Exact duplicates of all entries are needed.

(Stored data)
────
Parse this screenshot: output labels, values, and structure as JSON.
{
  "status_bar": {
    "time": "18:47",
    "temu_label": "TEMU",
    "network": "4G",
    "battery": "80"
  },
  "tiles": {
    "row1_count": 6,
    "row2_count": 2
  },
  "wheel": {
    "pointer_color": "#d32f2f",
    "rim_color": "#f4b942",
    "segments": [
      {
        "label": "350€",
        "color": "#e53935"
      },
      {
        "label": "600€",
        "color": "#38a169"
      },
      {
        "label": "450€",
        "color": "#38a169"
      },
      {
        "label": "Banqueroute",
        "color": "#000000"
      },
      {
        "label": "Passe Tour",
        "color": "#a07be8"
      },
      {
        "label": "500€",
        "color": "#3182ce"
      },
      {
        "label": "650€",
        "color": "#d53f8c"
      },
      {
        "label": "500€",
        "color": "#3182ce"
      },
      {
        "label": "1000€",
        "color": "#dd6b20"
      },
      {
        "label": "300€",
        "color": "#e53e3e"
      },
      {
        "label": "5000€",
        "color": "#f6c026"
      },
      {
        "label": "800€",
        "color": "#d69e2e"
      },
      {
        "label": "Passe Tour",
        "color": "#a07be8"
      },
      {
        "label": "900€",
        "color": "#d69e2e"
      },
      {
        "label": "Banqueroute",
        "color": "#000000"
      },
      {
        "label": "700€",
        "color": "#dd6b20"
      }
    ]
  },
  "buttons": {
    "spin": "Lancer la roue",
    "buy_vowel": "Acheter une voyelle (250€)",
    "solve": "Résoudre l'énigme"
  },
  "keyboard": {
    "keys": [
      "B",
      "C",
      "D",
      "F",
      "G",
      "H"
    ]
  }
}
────
Task output:
Parse this screenshot: output labels, values, and structure as JSON.
{
  "status_bar": {
    "time": "18:47",
    "temu_label": "TEMU",
    "network": "4G",
    "battery": "80"
  },
  "tiles": {
    "row1_count": 6,
    "row2_count": 2
  },
  "wheel": {
    "pointer_color": "#d32f2f",
    "rim_color": "#f4b942",
    "segments": [
      {
        "label": "350€",
        "color": "#e53935"
      },
      {
        "label": "600€",
        "color": "#38a169"
      },
      {
        "label": "450€",
        "color": "#38a169"
      },
      {
        "label": "Banqueroute",
        "color": "#000000"
      },
      {
        "label": "Passe Tour",
        "color": "#a07be8"
      },
      {
        "label": "500€",
        "color": "#3182ce"
      },
      {
        "label": "650€",
        "color": "#d53f8c"
      },
      {
        "label": "500€",
        "color": "#3182ce"
      },
      {
        "label": "1000€",
        "color": "#dd6b20"
      },
      {
        "label": "300€",
        "color": "#e53e3e"
      },
      {
        "label": "5000€",
        "color": "#f6c026"
      },
      {
        "label": "800€",
        "color": "#d69e2e"
      },
      {
        "label": "Passe Tour",
        "color": "#a07be8"
      },
      {
        "label": "900€",
        "color": "#d69e2e"
      },
      {
        "label": "Banqueroute",
        "color": "#000000"
      },
      {
        "label": "700€",
        "color": "#dd6b20"
      }
    ]
  },
  "buttons": {
    "spin": "Lancer la roue",
    "buy_vowel": "Acheter une voyelle (250€)",
    "solve": "Résoudre l'énigme"
  },
  "keyboard": {
    "keys": [
      "B",
      "C",
      "D",
      "F",
      "G",
      "H"
    ]
  }
}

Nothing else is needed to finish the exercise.